#### YOUR INSTRUCTIONS
Work out how many lines of the listing below contain the word "amount". Respond with that number only.

BEGIN SUPPLIED DATA

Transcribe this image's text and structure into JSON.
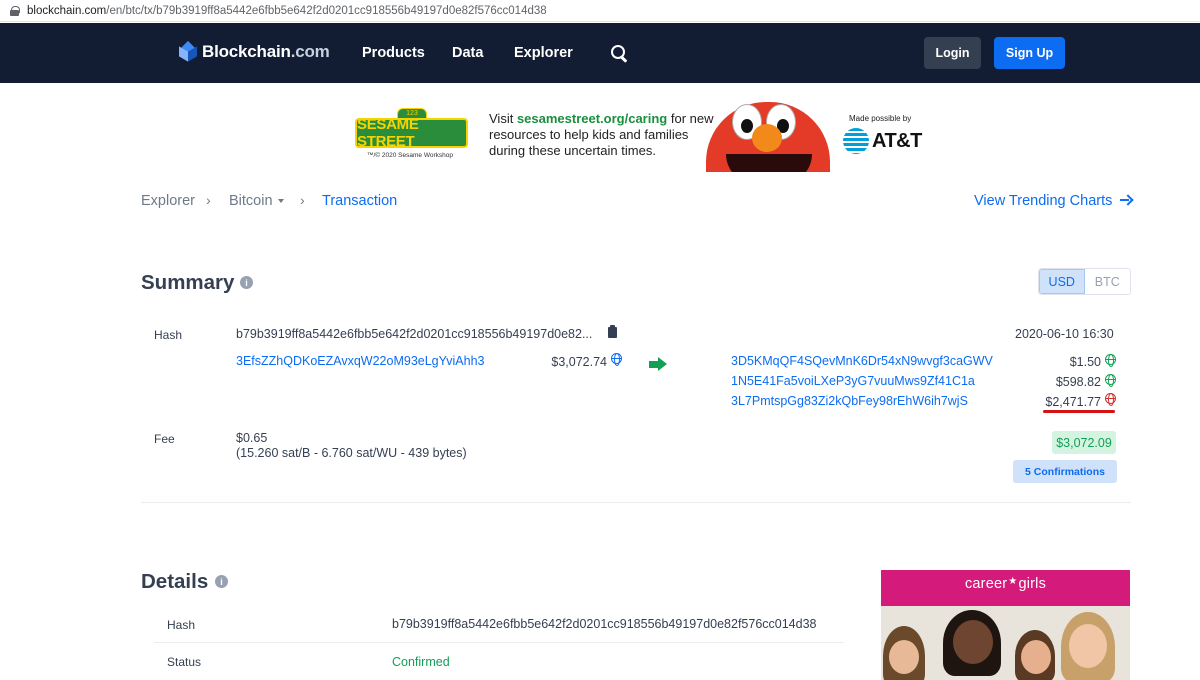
{
  "browser": {
    "url_domain": "blockchain.com",
    "url_path": "/en/btc/tx/b79b3919ff8a5442e6fbb5e642f2d0201cc918556b49197d0e82f576cc014d38"
  },
  "nav": {
    "brand": "Blockchain",
    "brand_suffix": ".com",
    "links": [
      "Products",
      "Data",
      "Explorer"
    ],
    "login": "Login",
    "signup": "Sign Up"
  },
  "ad_banner": {
    "logo_top": "123",
    "logo": "SESAME STREET",
    "copyright": "™/© 2020 Sesame Workshop",
    "text_before": "Visit ",
    "link": "sesamestreet.org/caring",
    "text_after": " for new resources to help kids and families during these uncertain times.",
    "made_possible": "Made possible by",
    "sponsor": "AT&T"
  },
  "breadcrumb": {
    "items": [
      "Explorer",
      "Bitcoin",
      "Transaction"
    ],
    "trending": "View Trending Charts"
  },
  "summary": {
    "title": "Summary",
    "currency_options": [
      "USD",
      "BTC"
    ],
    "selected_currency": "USD",
    "hash_label": "Hash",
    "hash_short": "b79b3919ff8a5442e6fbb5e642f2d0201cc918556b49197d0e82...",
    "timestamp": "2020-06-10 16:30",
    "input": {
      "address": "3EfsZZhQDKoEZAvxqW22oM93eLgYviAhh3",
      "amount": "$3,072.74"
    },
    "outputs": [
      {
        "address": "3D5KMqQF4SQevMnK6Dr54xN9wvgf3caGWV",
        "amount": "$1.50",
        "status_color": "#12a055"
      },
      {
        "address": "1N5E41Fa5voiLXeP3yG7vuuMws9Zf41C1a",
        "amount": "$598.82",
        "status_color": "#12a055"
      },
      {
        "address": "3L7PmtspGg83Zi2kQbFey98rEhW6ih7wjS",
        "amount": "$2,471.77",
        "status_color": "#d0312d"
      }
    ],
    "fee_label": "Fee",
    "fee_value": "$0.65",
    "fee_detail": "(15.260 sat/B - 6.760 sat/WU - 439 bytes)",
    "total": "$3,072.09",
    "confirmations": "5 Confirmations"
  },
  "details": {
    "title": "Details",
    "rows": [
      {
        "label": "Hash",
        "value": "b79b3919ff8a5442e6fbb5e642f2d0201cc918556b49197d0e82f576cc014d38"
      },
      {
        "label": "Status",
        "value": "Confirmed"
      }
    ]
  },
  "side_ad": {
    "brand_left": "career",
    "brand_right": "girls"
  },
  "colors": {
    "nav_bg": "#121d33",
    "accent": "#0c6cf2",
    "success": "#12a055",
    "danger": "#d0312d"
  }
}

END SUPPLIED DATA

#### OUTPUT
4